WORK TASK ▸
Your answer should consist of the listing, repeated exactly.

PROVIDED DATA ▸
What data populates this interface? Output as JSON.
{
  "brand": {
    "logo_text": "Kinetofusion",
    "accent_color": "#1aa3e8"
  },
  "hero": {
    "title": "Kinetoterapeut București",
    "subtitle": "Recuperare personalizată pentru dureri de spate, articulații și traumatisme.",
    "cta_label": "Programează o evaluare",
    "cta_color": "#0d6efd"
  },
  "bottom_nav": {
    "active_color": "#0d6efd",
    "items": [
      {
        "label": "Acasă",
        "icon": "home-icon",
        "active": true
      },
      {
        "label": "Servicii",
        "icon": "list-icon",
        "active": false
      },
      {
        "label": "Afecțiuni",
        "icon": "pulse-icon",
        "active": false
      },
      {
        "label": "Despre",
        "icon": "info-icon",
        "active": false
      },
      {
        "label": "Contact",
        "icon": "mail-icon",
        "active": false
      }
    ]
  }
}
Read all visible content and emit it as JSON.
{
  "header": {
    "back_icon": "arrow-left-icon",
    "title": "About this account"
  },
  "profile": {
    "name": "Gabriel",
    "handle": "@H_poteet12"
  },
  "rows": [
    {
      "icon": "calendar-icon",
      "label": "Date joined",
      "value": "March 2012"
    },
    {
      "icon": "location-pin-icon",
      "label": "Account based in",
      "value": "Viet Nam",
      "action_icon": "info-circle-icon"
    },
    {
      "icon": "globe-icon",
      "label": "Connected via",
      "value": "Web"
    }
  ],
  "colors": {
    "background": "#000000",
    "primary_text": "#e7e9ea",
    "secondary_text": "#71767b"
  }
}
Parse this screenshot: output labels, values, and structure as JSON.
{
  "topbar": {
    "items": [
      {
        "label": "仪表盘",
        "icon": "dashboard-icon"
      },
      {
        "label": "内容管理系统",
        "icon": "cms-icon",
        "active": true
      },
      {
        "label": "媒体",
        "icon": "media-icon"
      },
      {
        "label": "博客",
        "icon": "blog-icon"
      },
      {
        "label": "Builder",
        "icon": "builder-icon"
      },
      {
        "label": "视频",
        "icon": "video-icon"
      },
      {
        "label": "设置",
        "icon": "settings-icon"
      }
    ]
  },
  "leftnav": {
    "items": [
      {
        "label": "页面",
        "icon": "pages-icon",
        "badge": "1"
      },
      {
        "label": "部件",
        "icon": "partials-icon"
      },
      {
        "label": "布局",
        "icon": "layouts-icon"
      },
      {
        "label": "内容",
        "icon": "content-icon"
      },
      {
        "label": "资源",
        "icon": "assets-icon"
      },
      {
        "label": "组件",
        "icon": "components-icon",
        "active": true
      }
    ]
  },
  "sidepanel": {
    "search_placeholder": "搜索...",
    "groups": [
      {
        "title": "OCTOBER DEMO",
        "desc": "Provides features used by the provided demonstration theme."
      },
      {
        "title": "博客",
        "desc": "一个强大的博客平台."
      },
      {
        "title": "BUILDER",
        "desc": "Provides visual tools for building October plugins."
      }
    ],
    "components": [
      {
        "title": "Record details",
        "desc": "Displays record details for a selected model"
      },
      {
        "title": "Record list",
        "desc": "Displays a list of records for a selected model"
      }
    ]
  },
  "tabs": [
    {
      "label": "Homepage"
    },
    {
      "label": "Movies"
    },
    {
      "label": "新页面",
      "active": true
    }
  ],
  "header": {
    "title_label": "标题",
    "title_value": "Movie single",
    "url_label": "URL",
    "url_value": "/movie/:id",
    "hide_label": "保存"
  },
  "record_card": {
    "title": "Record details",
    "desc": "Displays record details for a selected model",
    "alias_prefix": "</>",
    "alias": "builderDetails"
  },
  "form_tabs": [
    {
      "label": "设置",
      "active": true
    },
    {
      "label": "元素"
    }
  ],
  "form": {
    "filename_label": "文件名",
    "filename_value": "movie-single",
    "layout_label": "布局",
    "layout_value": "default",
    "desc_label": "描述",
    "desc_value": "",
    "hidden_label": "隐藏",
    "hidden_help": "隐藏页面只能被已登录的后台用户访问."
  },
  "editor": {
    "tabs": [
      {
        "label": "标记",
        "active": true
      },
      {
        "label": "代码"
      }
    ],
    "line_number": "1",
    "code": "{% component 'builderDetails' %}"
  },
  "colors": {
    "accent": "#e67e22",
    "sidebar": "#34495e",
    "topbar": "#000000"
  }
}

WRITTEN SOLUTION ▸
What data populates this interface? Output as JSON.
{
  "brand": {
    "logo_text": "Kinetofusion",
    "accent_color": "#1aa3e8"
  },
  "hero": {
    "title": "Kinetoterapeut București",
    "subtitle": "Recuperare personalizată pentru dureri de spate, articulații și traumatisme.",
    "cta_label": "Programează o evaluare",
    "cta_color": "#0d6efd"
  },
  "bottom_nav": {
    "active_color": "#0d6efd",
    "items": [
      {
        "label": "Acasă",
        "icon": "home-icon",
        "active": true
      },
      {
        "label": "Servicii",
        "icon": "list-icon",
        "active": false
      },
      {
        "label": "Afecțiuni",
        "icon": "pulse-icon",
        "active": false
      },
      {
        "label": "Despre",
        "icon": "info-icon",
        "active": false
      },
      {
        "label": "Contact",
        "icon": "mail-icon",
        "active": false
      }
    ]
  }
}
Read all visible content and emit it as JSON.
{
  "header": {
    "back_icon": "arrow-left-icon",
    "title": "About this account"
  },
  "profile": {
    "name": "Gabriel",
    "handle": "@H_poteet12"
  },
  "rows": [
    {
      "icon": "calendar-icon",
      "label": "Date joined",
      "value": "March 2012"
    },
    {
      "icon": "location-pin-icon",
      "label": "Account based in",
      "value": "Viet Nam",
      "action_icon": "info-circle-icon"
    },
    {
      "icon": "globe-icon",
      "label": "Connected via",
      "value": "Web"
    }
  ],
  "colors": {
    "background": "#000000",
    "primary_text": "#e7e9ea",
    "secondary_text": "#71767b"
  }
}
Parse this screenshot: output labels, values, and structure as JSON.
{
  "topbar": {
    "items": [
      {
        "label": "仪表盘",
        "icon": "dashboard-icon"
      },
      {
        "label": "内容管理系统",
        "icon": "cms-icon",
        "active": true
      },
      {
        "label": "媒体",
        "icon": "media-icon"
      },
      {
        "label": "博客",
        "icon": "blog-icon"
      },
      {
        "label": "Builder",
        "icon": "builder-icon"
      },
      {
        "label": "视频",
        "icon": "video-icon"
      },
      {
        "label": "设置",
        "icon": "settings-icon"
      }
    ]
  },
  "leftnav": {
    "items": [
      {
        "label": "页面",
        "icon": "pages-icon",
        "badge": "1"
      },
      {
        "label": "部件",
        "icon": "partials-icon"
      },
      {
        "label": "布局",
        "icon": "layouts-icon"
      },
      {
        "label": "内容",
        "icon": "content-icon"
      },
      {
        "label": "资源",
        "icon": "assets-icon"
      },
      {
        "label": "组件",
        "icon": "components-icon",
        "active": true
      }
    ]
  },
  "sidepanel": {
    "search_placeholder": "搜索...",
    "groups": [
      {
        "title": "OCTOBER DEMO",
        "desc": "Provides features used by the provided demonstration theme."
      },
      {
        "title": "博客",
        "desc": "一个强大的博客平台."
      },
      {
        "title": "BUILDER",
        "desc": "Provides visual tools for building October plugins."
      }
    ],
    "components": [
      {
        "title": "Record details",
        "desc": "Displays record details for a selected model"
      },
      {
        "title": "Record list",
        "desc": "Displays a list of records for a selected model"
      }
    ]
  },
  "tabs": [
    {
      "label": "Homepage"
    },
    {
      "label": "Movies"
    },
    {
      "label": "新页面",
      "active": true
    }
  ],
  "header": {
    "title_label": "标题",
    "title_value": "Movie single",
    "url_label": "URL",
    "url_value": "/movie/:id",
    "hide_label": "保存"
  },
  "record_card": {
    "title": "Record details",
    "desc": "Displays record details for a selected model",
    "alias_prefix": "</>",
    "alias": "builderDetails"
  },
  "form_tabs": [
    {
      "label": "设置",
      "active": true
    },
    {
      "label": "元素"
    }
  ],
  "form": {
    "filename_label": "文件名",
    "filename_value": "movie-single",
    "layout_label": "布局",
    "layout_value": "default",
    "desc_label": "描述",
    "desc_value": "",
    "hidden_label": "隐藏",
    "hidden_help": "隐藏页面只能被已登录的后台用户访问."
  },
  "editor": {
    "tabs": [
      {
        "label": "标记",
        "active": true
      },
      {
        "label": "代码"
      }
    ],
    "line_number": "1",
    "code": "{% component 'builderDetails' %}"
  },
  "colors": {
    "accent": "#e67e22",
    "sidebar": "#34495e",
    "topbar": "#000000"
  }
}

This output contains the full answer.